• The big change in accuracy, though, has come in the floater area—10 to 15 feet from the rim. Ray is hitting 58 percent from this range, up from 47 percent last season and 31 percent in ’08. That’s a big jump. But he’s actually attempting fewer shots from this range (0.9 shots per game) than he did in either of his prior seasons in Boston (1.2 last season, 1.0 the season before). Again, though: his overall shot attempts are down, so the proportion of shots Ray takes from this range is about the same as in those two seasons.
Either way: Nice work from Jesus Shuttlesworth
Also via Elias:
· The Celtics have committed 10 or more turnovers in each of their last 35 games (ed. note: now 36), the longest current streak by any NBA team. Boston has had only one game this season with fewer than 10 turnovers (nine in a 106-80 win at Chicago on Dec. 12).
Sad face. A clarification: Several commentators noted that the C’s committed just 9 turnovers last Wednesday against Memphis—an absurdly low number for Boston—and somehow got smushed anyway. This appears to be wrong, at least according to Elias and ESPN’s box score, which both list Boston with 10 turnovers. (The Yahoo! box score still has Boston with 9 turnovers).
One thing I’ve learned writing about the NBA every day: Turnovers are tricky and box scores are not immediately accurate. Yahoo! and ESPN will often have different turnover numbers both during and shortly after a game, but they usually line up by the next day. Some box scores don’t factor in team turnovers (such as shot clock violations) quickly, and some sites (like Basketball Reference) don’t include team TOs in box scores at all.
Entering Sunday’s game against Cleveland, Rasheed Wallace had attempted a total of 9 three-pointers in his last six games. This is a revolution on par with the Bolshevik uprising of 1917. We sort of joked about Sheed’s newfound restraint early last week, but I didn’t expect it to last beyond the three-game stretch we highlighted.
But it has.
To put this six-game stretch into perspective, the lowest number of three-pointers Sheed had attempted in any prior six-game stretch this season was 14 (in the six-game stretch between Jan. 31 and Feb. 10).
More perspective: Sheed attempted 40 three-pointers in the first six games of the season. Forty. 4-0.
Even the longer-term trend is pointing downward in terms of threes:
Sheed’s first 32 games: 154 three-point attempts (4.8 per game)
Sheed’s last 31 games: 103 three-point attempts (3.4 per game)

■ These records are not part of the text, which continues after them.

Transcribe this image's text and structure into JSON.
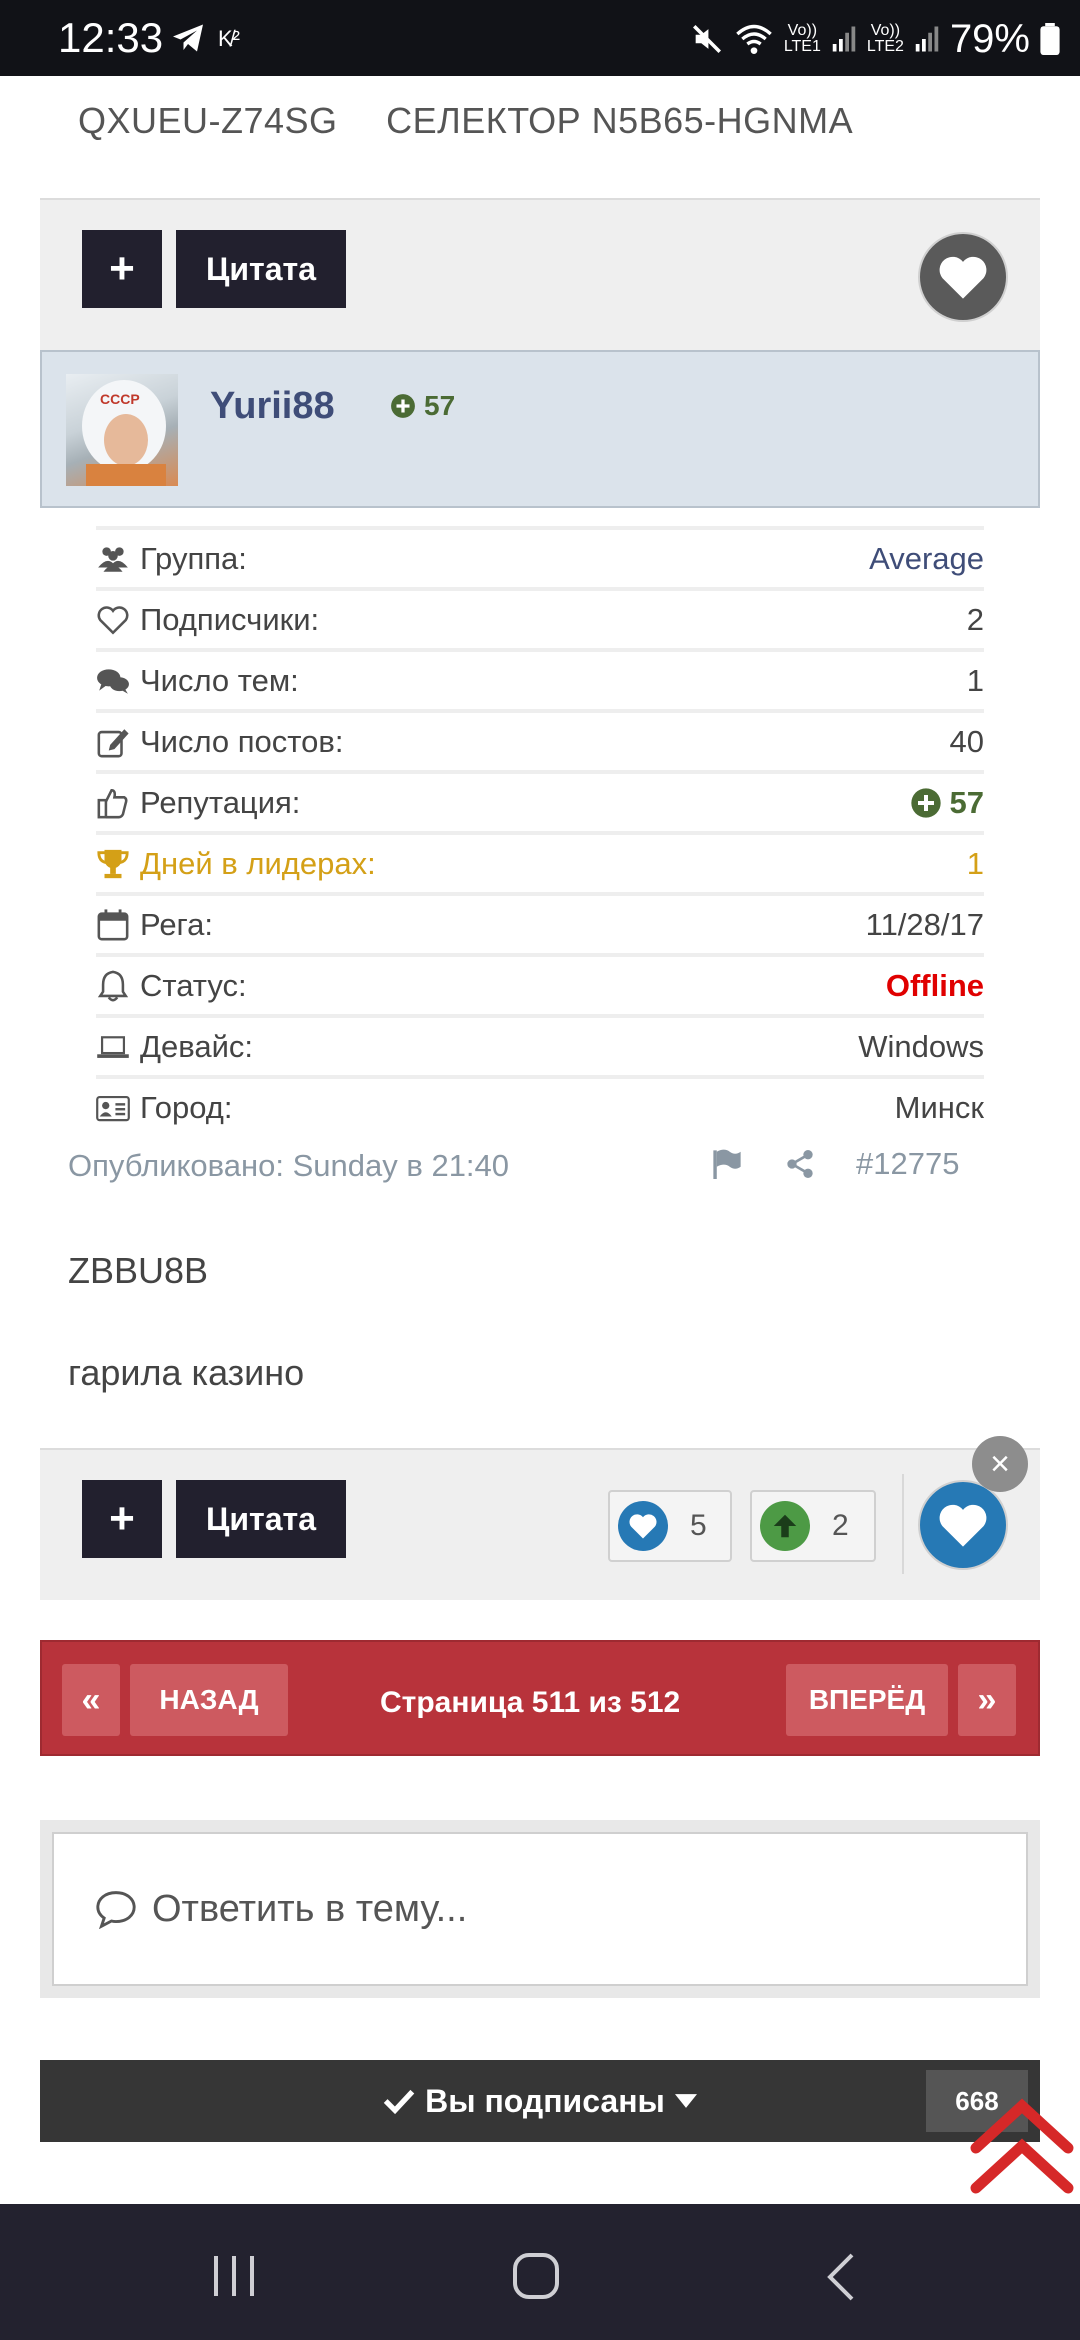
{
  "status_bar": {
    "time": "12:33",
    "lte1": "LTE1",
    "lte2": "LTE2",
    "vo": "Vo))",
    "battery": "79%"
  },
  "topic_header": {
    "left": "QXUEU-Z74SG",
    "right": "СЕЛЕКТОР N5B65-HGNMA"
  },
  "post_actions_top": {
    "plus_label": "+",
    "quote_label": "Цитата"
  },
  "user": {
    "name": "Yurii88",
    "reputation": "57"
  },
  "info": [
    {
      "icon": "users-icon",
      "label": "Группа:",
      "value": "Average",
      "value_color": "#3f4d78"
    },
    {
      "icon": "heart-outline-icon",
      "label": "Подписчики:",
      "value": "2",
      "value_color": "#444444"
    },
    {
      "icon": "comments-icon",
      "label": "Число тем:",
      "value": "1",
      "value_color": "#444444"
    },
    {
      "icon": "edit-icon",
      "label": "Число постов:",
      "value": "40",
      "value_color": "#444444"
    },
    {
      "icon": "thumbs-up-icon",
      "label": "Репутация:",
      "value": "57",
      "value_color": "#4b6b34"
    },
    {
      "icon": "trophy-icon",
      "label": "Дней в лидерах:",
      "value": "1",
      "value_color": "#d4a017"
    },
    {
      "icon": "calendar-icon",
      "label": "Рега:",
      "value": "11/28/17",
      "value_color": "#444444"
    },
    {
      "icon": "bell-icon",
      "label": "Статус:",
      "value": "Offline",
      "value_color": "#e00000"
    },
    {
      "icon": "laptop-icon",
      "label": "Девайс:",
      "value": "Windows",
      "value_color": "#444444"
    },
    {
      "icon": "id-card-icon",
      "label": "Город:",
      "value": "Минск",
      "value_color": "#444444"
    }
  ],
  "post": {
    "published": "Опубликовано: Sunday в 21:40",
    "number": "#12775",
    "line1": "ZBBU8B",
    "line2": "гарила казино"
  },
  "post_actions_bottom": {
    "plus_label": "+",
    "quote_label": "Цитата",
    "likes": "5",
    "upvotes": "2",
    "close": "×"
  },
  "pagination": {
    "first": "«",
    "prev": "НАЗАД",
    "page_text": "Страница 511 из 512",
    "next": "ВПЕРЁД",
    "last": "»"
  },
  "reply": {
    "placeholder": "Ответить в тему..."
  },
  "subscribe": {
    "label": "Вы подписаны",
    "count": "668"
  },
  "colors": {
    "dark_button": "#22202e",
    "like_blue": "#2679b5",
    "upvote_green": "#4d9a45",
    "pager_red": "#b8333b",
    "scroll_top_red": "#d62828"
  }
}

This can’t be a coincidence. The coaching staff obviously said something to Sheed around the New Year, and he’s adjusted his shot selection significantly. The lower number of attempts (3.4) are still probably too many given his dismal percentage, but this is progress.

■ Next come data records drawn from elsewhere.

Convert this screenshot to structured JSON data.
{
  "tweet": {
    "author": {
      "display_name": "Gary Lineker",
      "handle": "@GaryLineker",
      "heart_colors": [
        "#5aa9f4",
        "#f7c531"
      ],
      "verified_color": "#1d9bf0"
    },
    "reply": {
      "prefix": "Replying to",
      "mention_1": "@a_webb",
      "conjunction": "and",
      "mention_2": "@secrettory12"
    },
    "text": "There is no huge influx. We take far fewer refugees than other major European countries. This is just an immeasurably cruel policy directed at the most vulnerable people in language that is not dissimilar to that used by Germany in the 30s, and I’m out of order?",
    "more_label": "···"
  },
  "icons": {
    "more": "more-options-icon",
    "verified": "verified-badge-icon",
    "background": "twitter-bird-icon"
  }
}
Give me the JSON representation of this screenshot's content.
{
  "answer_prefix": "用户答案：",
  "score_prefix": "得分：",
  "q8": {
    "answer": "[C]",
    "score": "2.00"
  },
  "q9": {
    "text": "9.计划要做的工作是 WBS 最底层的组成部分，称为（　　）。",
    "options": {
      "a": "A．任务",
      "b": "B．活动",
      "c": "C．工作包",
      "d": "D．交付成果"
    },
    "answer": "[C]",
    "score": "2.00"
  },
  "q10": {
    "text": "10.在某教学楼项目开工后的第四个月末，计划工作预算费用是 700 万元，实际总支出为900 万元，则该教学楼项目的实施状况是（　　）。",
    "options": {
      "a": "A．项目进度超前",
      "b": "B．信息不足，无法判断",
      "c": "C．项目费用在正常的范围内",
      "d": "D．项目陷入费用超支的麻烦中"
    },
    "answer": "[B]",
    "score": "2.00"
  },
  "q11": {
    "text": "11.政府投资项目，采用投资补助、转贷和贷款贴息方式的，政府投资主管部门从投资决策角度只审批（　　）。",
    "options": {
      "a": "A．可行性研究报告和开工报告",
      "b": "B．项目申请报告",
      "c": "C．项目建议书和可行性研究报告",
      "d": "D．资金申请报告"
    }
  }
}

Progress amid a disastrous season for Sheed. But still progress, I guess.